- [PROBLEM STATEMENT]:
Check each line of the listing below for "title" and state how many lines contain it, with no other words.
---------------
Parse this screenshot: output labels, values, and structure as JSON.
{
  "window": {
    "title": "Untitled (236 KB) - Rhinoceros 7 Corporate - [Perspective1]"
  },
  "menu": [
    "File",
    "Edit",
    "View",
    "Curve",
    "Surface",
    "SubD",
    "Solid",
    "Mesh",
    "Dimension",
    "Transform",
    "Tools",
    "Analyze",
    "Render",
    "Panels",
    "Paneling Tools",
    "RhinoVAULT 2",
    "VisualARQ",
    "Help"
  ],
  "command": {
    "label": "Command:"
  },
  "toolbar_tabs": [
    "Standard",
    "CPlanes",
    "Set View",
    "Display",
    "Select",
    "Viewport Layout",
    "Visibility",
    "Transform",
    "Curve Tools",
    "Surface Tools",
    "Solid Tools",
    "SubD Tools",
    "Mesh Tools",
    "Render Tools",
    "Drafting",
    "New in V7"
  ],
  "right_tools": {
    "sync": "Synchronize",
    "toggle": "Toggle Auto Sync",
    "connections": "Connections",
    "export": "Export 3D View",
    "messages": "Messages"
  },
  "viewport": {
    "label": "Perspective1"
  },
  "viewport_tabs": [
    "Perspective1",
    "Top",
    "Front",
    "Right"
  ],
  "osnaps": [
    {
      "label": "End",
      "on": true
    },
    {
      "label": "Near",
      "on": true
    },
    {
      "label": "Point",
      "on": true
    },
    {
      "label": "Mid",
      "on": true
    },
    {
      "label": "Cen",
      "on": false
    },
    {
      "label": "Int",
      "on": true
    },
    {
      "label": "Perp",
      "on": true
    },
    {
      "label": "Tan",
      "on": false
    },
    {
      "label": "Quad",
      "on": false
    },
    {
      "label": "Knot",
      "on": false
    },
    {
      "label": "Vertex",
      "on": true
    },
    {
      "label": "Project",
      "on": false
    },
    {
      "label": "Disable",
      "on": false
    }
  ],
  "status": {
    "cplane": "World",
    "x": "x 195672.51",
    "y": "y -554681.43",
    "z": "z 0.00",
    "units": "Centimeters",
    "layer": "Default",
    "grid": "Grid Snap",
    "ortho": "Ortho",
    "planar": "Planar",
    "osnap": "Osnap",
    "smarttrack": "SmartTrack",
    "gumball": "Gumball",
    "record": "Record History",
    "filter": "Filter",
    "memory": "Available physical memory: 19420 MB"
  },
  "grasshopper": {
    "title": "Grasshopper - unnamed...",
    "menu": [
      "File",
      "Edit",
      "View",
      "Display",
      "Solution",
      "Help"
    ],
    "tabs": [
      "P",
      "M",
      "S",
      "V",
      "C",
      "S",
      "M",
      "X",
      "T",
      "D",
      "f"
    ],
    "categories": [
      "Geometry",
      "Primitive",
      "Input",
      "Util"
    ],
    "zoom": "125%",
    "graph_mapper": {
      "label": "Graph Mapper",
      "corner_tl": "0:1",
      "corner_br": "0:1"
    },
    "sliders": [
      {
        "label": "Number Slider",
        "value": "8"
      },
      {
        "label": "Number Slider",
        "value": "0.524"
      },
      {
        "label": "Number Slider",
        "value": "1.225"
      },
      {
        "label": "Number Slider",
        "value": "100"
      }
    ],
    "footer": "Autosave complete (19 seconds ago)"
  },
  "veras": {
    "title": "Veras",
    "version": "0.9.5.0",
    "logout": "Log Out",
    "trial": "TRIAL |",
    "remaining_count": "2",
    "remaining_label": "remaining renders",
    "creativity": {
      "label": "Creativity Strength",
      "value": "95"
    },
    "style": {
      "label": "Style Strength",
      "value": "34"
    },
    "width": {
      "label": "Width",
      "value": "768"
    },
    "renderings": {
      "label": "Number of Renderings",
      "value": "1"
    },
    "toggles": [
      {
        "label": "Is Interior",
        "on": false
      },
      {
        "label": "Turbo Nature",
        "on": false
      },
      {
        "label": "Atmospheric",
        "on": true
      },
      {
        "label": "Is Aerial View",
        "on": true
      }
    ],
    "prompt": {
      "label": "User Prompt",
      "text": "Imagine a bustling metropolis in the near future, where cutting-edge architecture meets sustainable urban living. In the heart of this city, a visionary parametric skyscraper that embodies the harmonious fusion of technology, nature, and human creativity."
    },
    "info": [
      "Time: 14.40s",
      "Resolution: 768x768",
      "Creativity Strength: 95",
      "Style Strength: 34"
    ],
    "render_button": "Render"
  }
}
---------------
- [OUTPUT BELOW]:
3